## ACTIVITY:
What you return should be each line of the data containing the string "true".

[THE DATA Boundary: Start]

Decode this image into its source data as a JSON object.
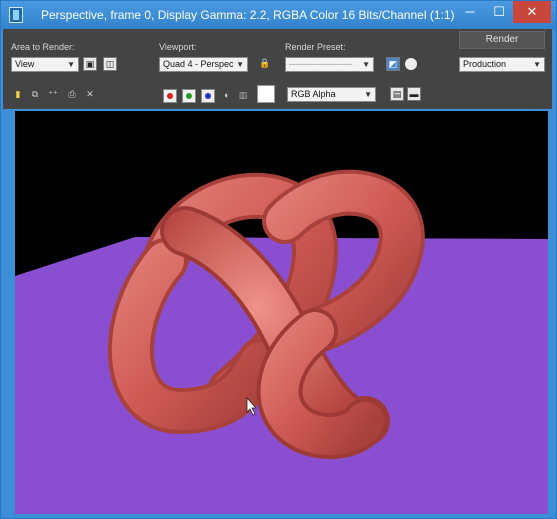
{
  "window": {
    "title": "Perspective, frame 0, Display Gamma: 2.2, RGBA Color 16 Bits/Channel (1:1)",
    "minimize_glyph": "─",
    "maximize_glyph": "☐",
    "close_glyph": "✕"
  },
  "toolbar": {
    "area_label": "Area to Render:",
    "area_value": "View",
    "viewport_label": "Viewport:",
    "viewport_value": "Quad 4 - Perspec",
    "preset_label": "Render Preset:",
    "preset_value": "---------------------",
    "render_button": "Render",
    "render_mode": "Production",
    "channel_display": "RGB Alpha",
    "colors": {
      "red_channel": "#d42020",
      "green_channel": "#1f9a2b",
      "blue_channel": "#1f36c9"
    }
  },
  "viewport": {
    "background": "#000000",
    "ground_color": "#8a4fd0",
    "object_color": "#d05a55",
    "object": "torus-knot"
  }
}
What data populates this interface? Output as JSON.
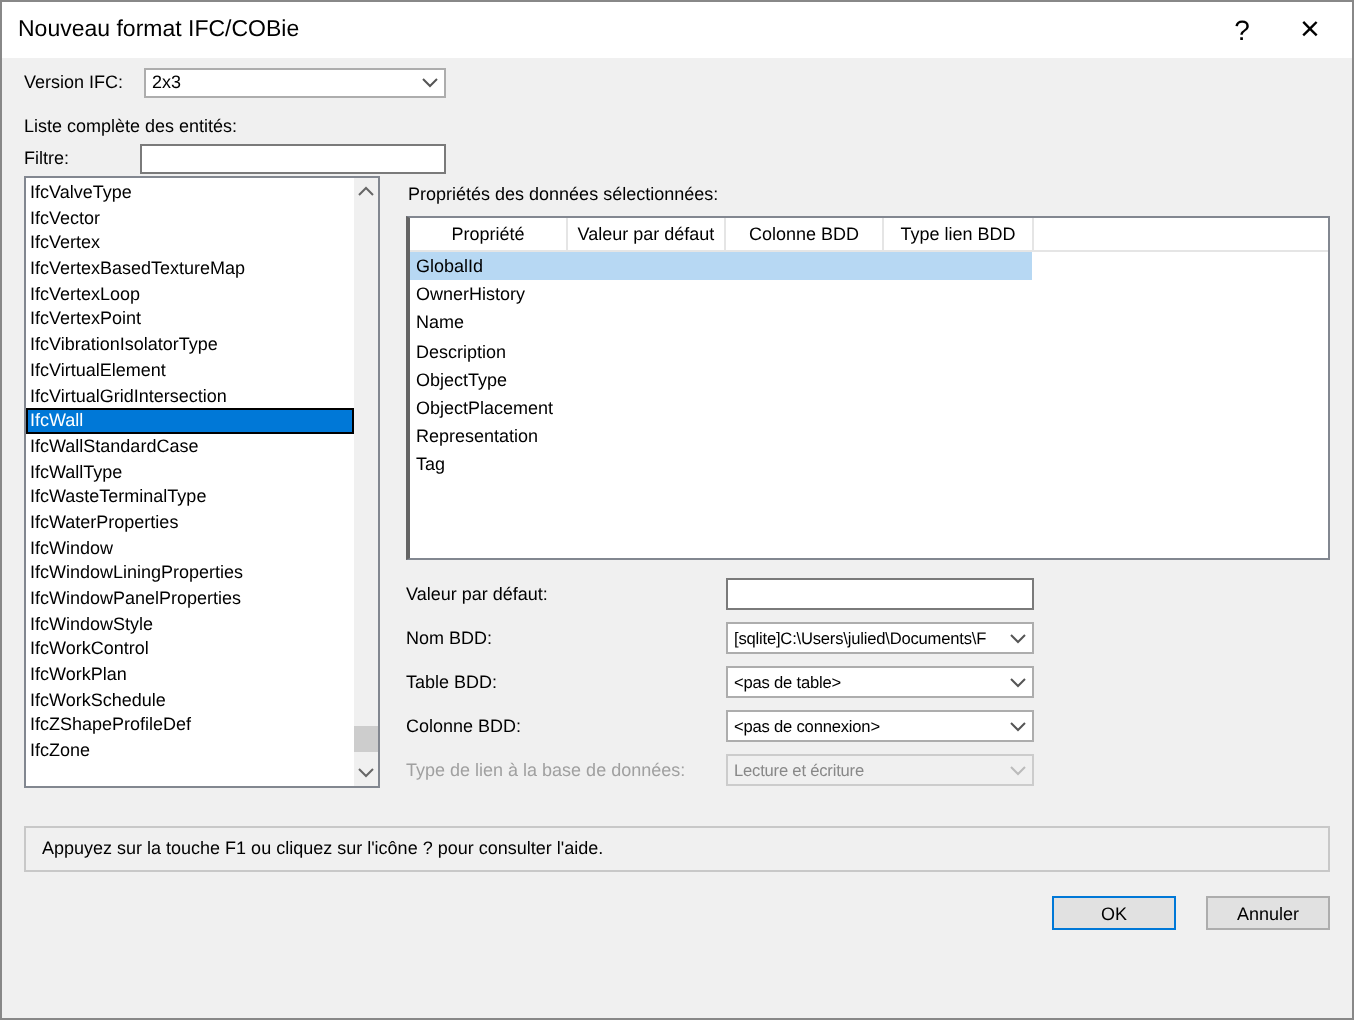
{
  "window": {
    "title": "Nouveau format IFC/COBie",
    "help_glyph": "?",
    "close_glyph": "×"
  },
  "version": {
    "label": "Version IFC:",
    "value": "2x3"
  },
  "entity_list": {
    "heading": "Liste complète des entités:",
    "filter_label": "Filtre:",
    "items": [
      {
        "label": "IfcValveType",
        "selected": false
      },
      {
        "label": "IfcVector",
        "selected": false
      },
      {
        "label": "IfcVertex",
        "selected": false
      },
      {
        "label": "IfcVertexBasedTextureMap",
        "selected": false
      },
      {
        "label": "IfcVertexLoop",
        "selected": false
      },
      {
        "label": "IfcVertexPoint",
        "selected": false
      },
      {
        "label": "IfcVibrationIsolatorType",
        "selected": false
      },
      {
        "label": "IfcVirtualElement",
        "selected": false
      },
      {
        "label": "IfcVirtualGridIntersection",
        "selected": false
      },
      {
        "label": "IfcWall",
        "selected": true
      },
      {
        "label": "IfcWallStandardCase",
        "selected": false
      },
      {
        "label": "IfcWallType",
        "selected": false
      },
      {
        "label": "IfcWasteTerminalType",
        "selected": false
      },
      {
        "label": "IfcWaterProperties",
        "selected": false
      },
      {
        "label": "IfcWindow",
        "selected": false
      },
      {
        "label": "IfcWindowLiningProperties",
        "selected": false
      },
      {
        "label": "IfcWindowPanelProperties",
        "selected": false
      },
      {
        "label": "IfcWindowStyle",
        "selected": false
      },
      {
        "label": "IfcWorkControl",
        "selected": false
      },
      {
        "label": "IfcWorkPlan",
        "selected": false
      },
      {
        "label": "IfcWorkSchedule",
        "selected": false
      },
      {
        "label": "IfcZShapeProfileDef",
        "selected": false
      },
      {
        "label": "IfcZone",
        "selected": false
      }
    ]
  },
  "properties": {
    "heading": "Propriétés des données sélectionnées:",
    "columns": [
      "Propriété",
      "Valeur par défaut",
      "Colonne BDD",
      "Type lien BDD"
    ],
    "rows": [
      {
        "name": "GlobalId",
        "selected": true
      },
      {
        "name": "OwnerHistory",
        "selected": false
      },
      {
        "name": "Name",
        "selected": false
      },
      {
        "name": "Description",
        "selected": false
      },
      {
        "name": "ObjectType",
        "selected": false
      },
      {
        "name": "ObjectPlacement",
        "selected": false
      },
      {
        "name": "Representation",
        "selected": false
      },
      {
        "name": "Tag",
        "selected": false
      }
    ]
  },
  "fields": [
    {
      "kind": "text",
      "label": "Valeur par défaut:",
      "disabled": false
    },
    {
      "kind": "dropdown",
      "label": "Nom BDD:",
      "value": "[sqlite]C:\\Users\\julied\\Documents\\F",
      "disabled": false
    },
    {
      "kind": "dropdown",
      "label": "Table BDD:",
      "value": "<pas de table>",
      "disabled": false
    },
    {
      "kind": "dropdown",
      "label": "Colonne BDD:",
      "value": "<pas de connexion>",
      "disabled": false
    },
    {
      "kind": "dropdown",
      "label": "Type de lien à la base de données:",
      "value": "Lecture et écriture",
      "disabled": true
    }
  ],
  "status": "Appuyez sur la touche F1 ou cliquez sur l'icône ? pour consulter l'aide.",
  "buttons": [
    {
      "label": "OK",
      "default": true
    },
    {
      "label": "Annuler",
      "default": false
    }
  ]
}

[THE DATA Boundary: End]

## WORKED SOLUTION:
        "selected": true
        "selected": true
      "disabled": true
      "default": true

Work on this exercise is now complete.